Is it not possible to expedite the sending of this commission in view of the fact that every day Franco's aeroplanes are destroying civilian lives and property?

Mr. Butler

His Majesty's Government realise the importance of expediting the formation of the commission, but the action to be taken depends upon the replies to be received from certain foreign Governments and we hope that those replies will soon arrive.

Sir Nairne Stewart Sandeman

What about the towns in the Franco part of the country that have been bombed?

Mr. Thorne

Does the hon.
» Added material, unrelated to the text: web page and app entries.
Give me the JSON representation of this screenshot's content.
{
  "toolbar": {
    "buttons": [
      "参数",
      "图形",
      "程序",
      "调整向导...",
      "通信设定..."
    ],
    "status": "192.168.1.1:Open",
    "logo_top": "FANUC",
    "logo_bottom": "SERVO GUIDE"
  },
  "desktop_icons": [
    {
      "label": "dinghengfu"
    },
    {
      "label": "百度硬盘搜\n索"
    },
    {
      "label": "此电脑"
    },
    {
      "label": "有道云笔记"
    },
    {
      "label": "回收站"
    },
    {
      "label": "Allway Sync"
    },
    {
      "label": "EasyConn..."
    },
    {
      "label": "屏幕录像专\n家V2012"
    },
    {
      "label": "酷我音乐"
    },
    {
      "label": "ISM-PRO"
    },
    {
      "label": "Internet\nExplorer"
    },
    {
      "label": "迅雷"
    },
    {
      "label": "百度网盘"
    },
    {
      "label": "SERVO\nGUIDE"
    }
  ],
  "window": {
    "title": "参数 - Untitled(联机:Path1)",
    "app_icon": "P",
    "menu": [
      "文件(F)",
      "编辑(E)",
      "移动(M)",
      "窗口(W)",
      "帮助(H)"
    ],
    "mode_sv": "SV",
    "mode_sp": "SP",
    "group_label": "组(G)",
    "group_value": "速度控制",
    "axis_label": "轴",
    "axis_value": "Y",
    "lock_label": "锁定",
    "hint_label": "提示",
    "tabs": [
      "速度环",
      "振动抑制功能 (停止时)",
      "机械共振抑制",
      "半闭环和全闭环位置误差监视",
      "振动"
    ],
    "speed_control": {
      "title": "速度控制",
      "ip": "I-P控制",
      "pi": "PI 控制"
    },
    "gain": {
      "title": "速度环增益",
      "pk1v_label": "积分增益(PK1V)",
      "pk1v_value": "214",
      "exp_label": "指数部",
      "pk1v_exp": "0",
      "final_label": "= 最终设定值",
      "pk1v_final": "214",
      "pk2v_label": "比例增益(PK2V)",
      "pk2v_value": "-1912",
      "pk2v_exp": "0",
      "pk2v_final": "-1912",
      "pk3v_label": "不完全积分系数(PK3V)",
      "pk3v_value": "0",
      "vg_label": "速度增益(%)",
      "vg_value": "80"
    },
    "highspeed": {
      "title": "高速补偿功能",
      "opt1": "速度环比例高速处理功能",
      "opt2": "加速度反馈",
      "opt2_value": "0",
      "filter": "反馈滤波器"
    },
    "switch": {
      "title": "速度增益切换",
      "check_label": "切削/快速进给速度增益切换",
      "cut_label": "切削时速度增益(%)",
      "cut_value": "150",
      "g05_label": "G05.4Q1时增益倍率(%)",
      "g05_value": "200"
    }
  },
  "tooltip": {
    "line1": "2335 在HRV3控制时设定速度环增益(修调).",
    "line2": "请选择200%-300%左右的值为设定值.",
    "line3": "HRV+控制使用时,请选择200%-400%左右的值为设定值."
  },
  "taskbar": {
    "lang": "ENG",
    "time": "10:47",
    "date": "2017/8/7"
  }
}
Member know that Signor Mussolini has sent 28,000 troops?

8. Brigadier-General Sir Henry Croft

asked the Prime Minister whether, if the international commission proceeds to Republican Spain to inquire into the nature of bombing objectives, the commission will also visit Majorca and the numerous open towns and villages in that part of Spain held by General Franco which have suffered severe casualties from air raids?

Mr. Butler

The commission will be at the disposal of both parties in Spain and will be prepared, at the request of the competent Spanish authorities, to visit any town which has suffered aerial bombardment.

Mr. Gallacher

Has any request been made by the rebel authorities for a visit by the commission?

9. Sir H. Croft

asked the Prime Minister whether, in the event of the international commission proceeding to Spain to inquire into the effects of air raids, the commission will also visit any towns conquered by the armies of General Franco where assassinations and massacres of inhabitants are alleged, and, report thereon?

Mr. Butler

No, Sir. Its activities will be restricted to the purpose originally proposed.

Sir H. Croft

If I hand to my hon. Friend an unsolicited cable from the mayor and every corporation, practically, in Castellon, confirming the massacres that have taken place, will he receive it and give the matter further consideration?

Mr. Butler

I will certainly consider any material sent me by my hon. and gallant Friend.

Mr. James Griffiths

What is the reason that private Members cannot get replies from the Government on this matter?